Coronation, a veteran of the Battle of Beachy Head from which the French navy emerged victorious, came to her end not at the hands of her sworn enemy but during one of the most horrific storms to ever hit the south coast of England.


Seeking safety from the hurricane-force winds that battered the English and Dutch allied fleet on September 3, 1691, the Coronation anchored off Rame Head in Cornwall, in a vain attempt to ride out the storm.


Admiralty archives hold a written journal of the time by Edward Barlow, Chief Mate of Admiral Russell's flagship Royal Sovereign, the closest we have to an eyewitness account of her demise.


"A second-rate ship the Coronation coming into the Sound her anchors being let drop, and veering out cable to bring her up, she took a salley and sank down to righties in about 22 fathom."


There was nothing that captain Charles Skelton could do to prevent the inevitable tragedy and of his crew of 600 only 20 survivors made it to safety on the rocky shores of Rame Head.


While the warship was discovered and formally identified in the mid 1970s, diving the site had until recently been the exclusive preserve of marine archaeologists for fear of unauthorised salvage.


However, under the stewardship of a group of dedicated volunteer divers, permission has finally been gained to allow sport diving to commence on the Coronation's historic remains.


The Coronation Wreck Project was formed after a chance meeting between vocational archaeologist Ginge Crook, already heavily involved with on-going survey work, and keen diver Mark Pearce, who expressed a desire to dive the off-limits wreck.


During 2009, the pair began to discuss how they could widen the appeal of the site and also involve those who until recently, were denied access to one of the most important marine archaeological sites along our coastline.


Mr Crook, a Nautical Archaeological Society (NAS) Part II qualified diver, explained the idea behind the launch of the Coronation Wreck Project's Diver Trail held for an invited audience at Plymouth's Fort Bovisand.


He said: "There was a lot of initial scepticism from the various parties when we first mooted the idea of a 'diver trail' but our feeling was that the perception that divers would damage or loot from the wreck was outdated and unfair.


"Mark and I wanted to show that divers could be trusted so with the full support of English Heritage and the NAS, along with the Crown Estates we were able to get our scheme operational."

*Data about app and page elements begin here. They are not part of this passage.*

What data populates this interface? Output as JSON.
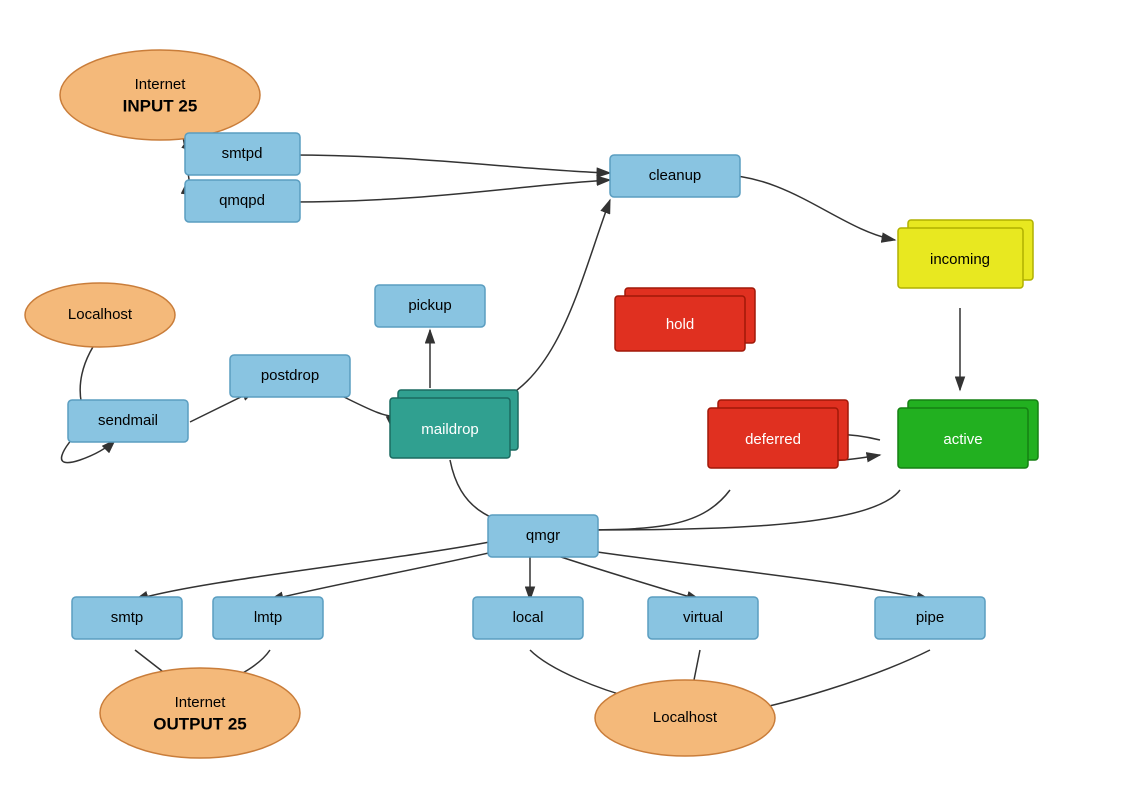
{
  "nodes": {
    "internet_input": {
      "label_line1": "Internet",
      "label_line2": "INPUT 25"
    },
    "smtpd": {
      "label": "smtpd"
    },
    "qmqpd": {
      "label": "qmqpd"
    },
    "localhost_top": {
      "label": "Localhost"
    },
    "postdrop": {
      "label": "postdrop"
    },
    "sendmail": {
      "label": "sendmail"
    },
    "pickup": {
      "label": "pickup"
    },
    "maildrop": {
      "label": "maildrop"
    },
    "cleanup": {
      "label": "cleanup"
    },
    "hold": {
      "label": "hold"
    },
    "incoming": {
      "label": "incoming"
    },
    "deferred": {
      "label": "deferred"
    },
    "active": {
      "label": "active"
    },
    "qmgr": {
      "label": "qmgr"
    },
    "smtp": {
      "label": "smtp"
    },
    "lmtp": {
      "label": "lmtp"
    },
    "local": {
      "label": "local"
    },
    "virtual": {
      "label": "virtual"
    },
    "pipe": {
      "label": "pipe"
    },
    "internet_output": {
      "label_line1": "Internet",
      "label_line2": "OUTPUT 25"
    },
    "localhost_bottom": {
      "label": "Localhost"
    }
  }
}
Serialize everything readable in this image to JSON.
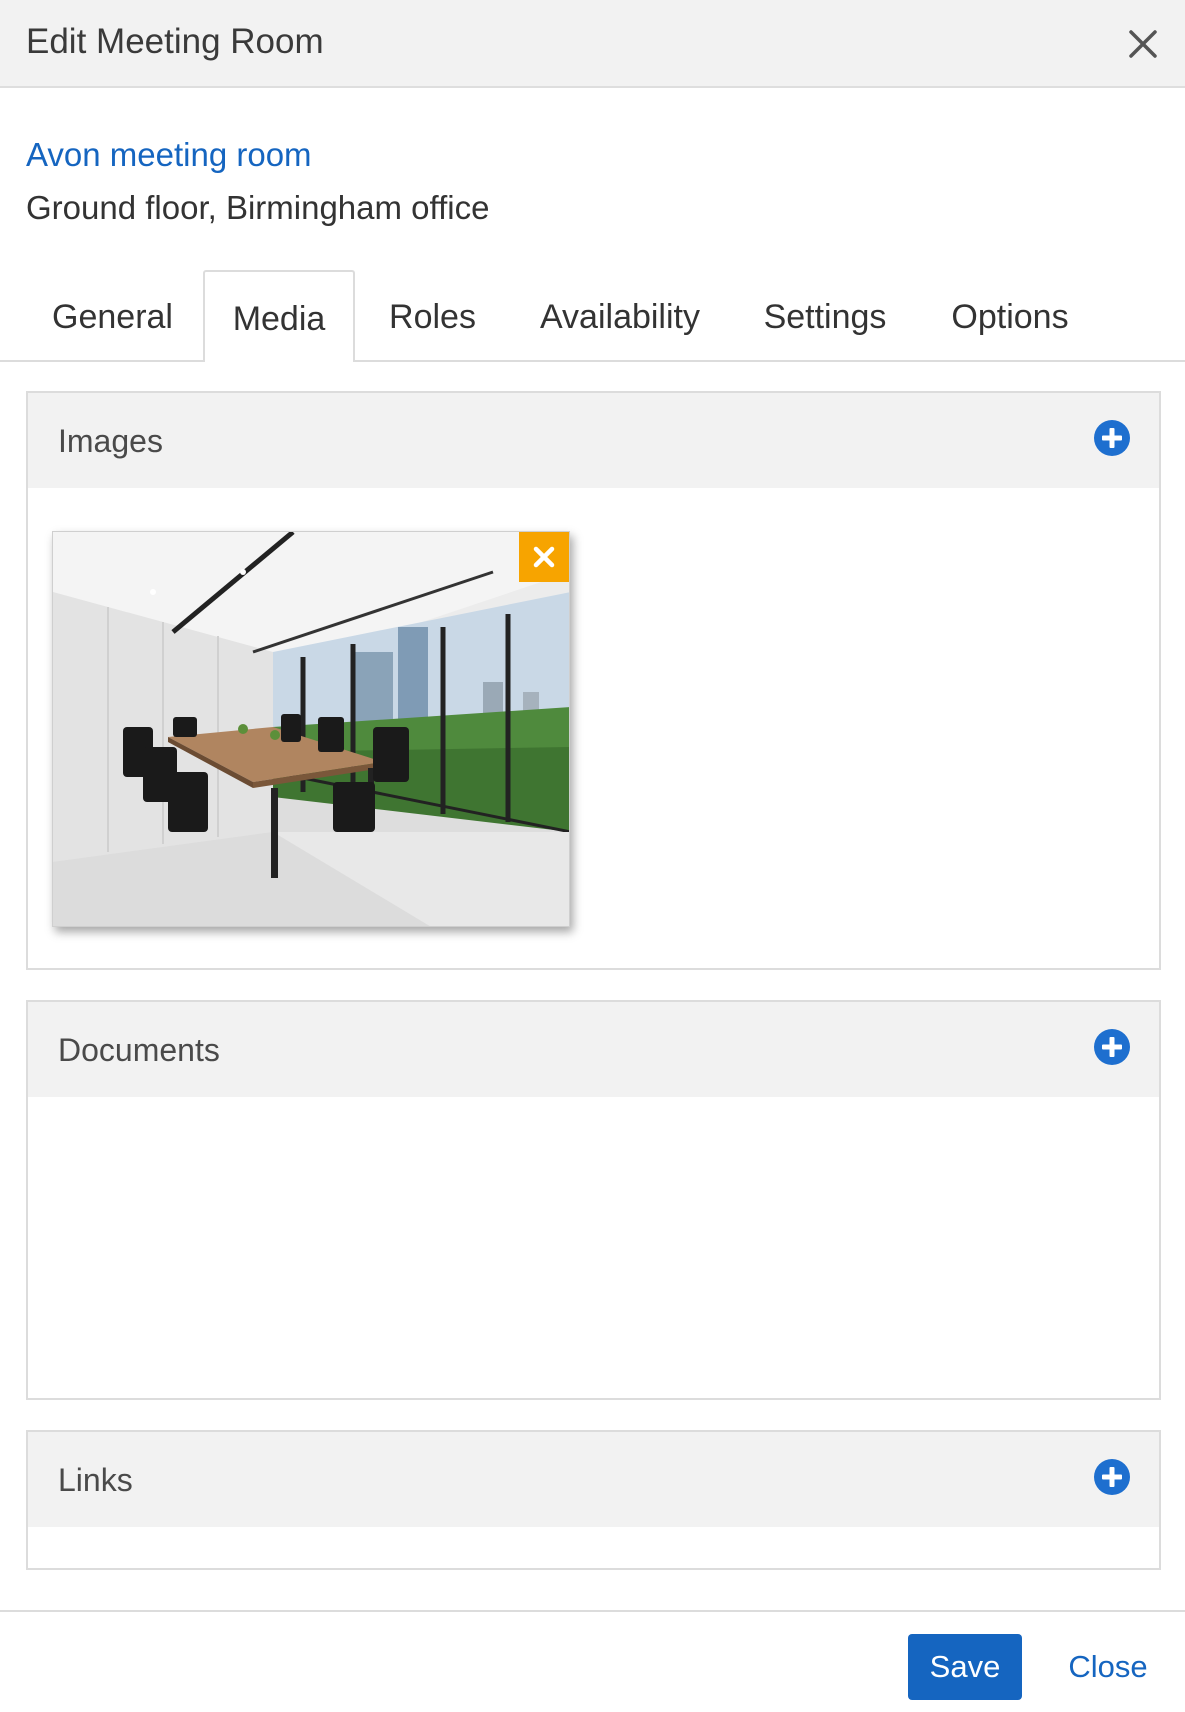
{
  "header": {
    "title": "Edit Meeting Room",
    "close_icon": "close-icon"
  },
  "room": {
    "name": "Avon meeting room",
    "location": "Ground floor, Birmingham office"
  },
  "tabs": [
    {
      "label": "General",
      "active": false
    },
    {
      "label": "Media",
      "active": true
    },
    {
      "label": "Roles",
      "active": false
    },
    {
      "label": "Availability",
      "active": false
    },
    {
      "label": "Settings",
      "active": false
    },
    {
      "label": "Options",
      "active": false
    }
  ],
  "sections": {
    "images": {
      "title": "Images",
      "add_icon": "plus-circle-icon"
    },
    "documents": {
      "title": "Documents",
      "add_icon": "plus-circle-icon"
    },
    "links": {
      "title": "Links",
      "add_icon": "plus-circle-icon"
    }
  },
  "image_remove_icon": "close-icon",
  "footer": {
    "save_label": "Save",
    "close_label": "Close"
  },
  "colors": {
    "primary": "#1565c0",
    "remove_badge": "#f7a400",
    "header_bg": "#f2f2f2"
  }
}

The trail features a total of 10 buoyed and numbered stations – each station featuring a combination of single anchors or one or multiple cannons – and a waterproof guide complete with compass bearings and other useful information to aid navigation on the 18 metre deep site.


At over 5 metres in length, 2.5 metres across the flukes and weighing an estimated five tonnes, Station One's main anchor is a spectacular introduction to the trail and passing from cannon to cannon along the site gives a sense of scale to the tragedy that occurred on that fateful night.


Lead shot can still be found on the seabed and as Ginge Crook said, there is always the chance that the shifting of the sands may bring some new artifact into view.


"Only the day before our launch we did a last-minute check to see all the buoys were in place when we came across what appeared to be a lead apron.


"These aprons were used to shield the barrel of the cannon from water ingress while not in use and we were able to confirm and show our findings on launch day to our guest divers during the inaugural tour."


Peter McBride, 70, and the original finder of the Coronation is still involved with the project in an advisory capacity and is in the final stages of preparation of a book on his experiences.


Mr McBride began his research and surveying of the site in 1971 and he and his team finally got their breakthrough on August 10, 1977.


For further information visit the website: www.coronationwreck.co.uk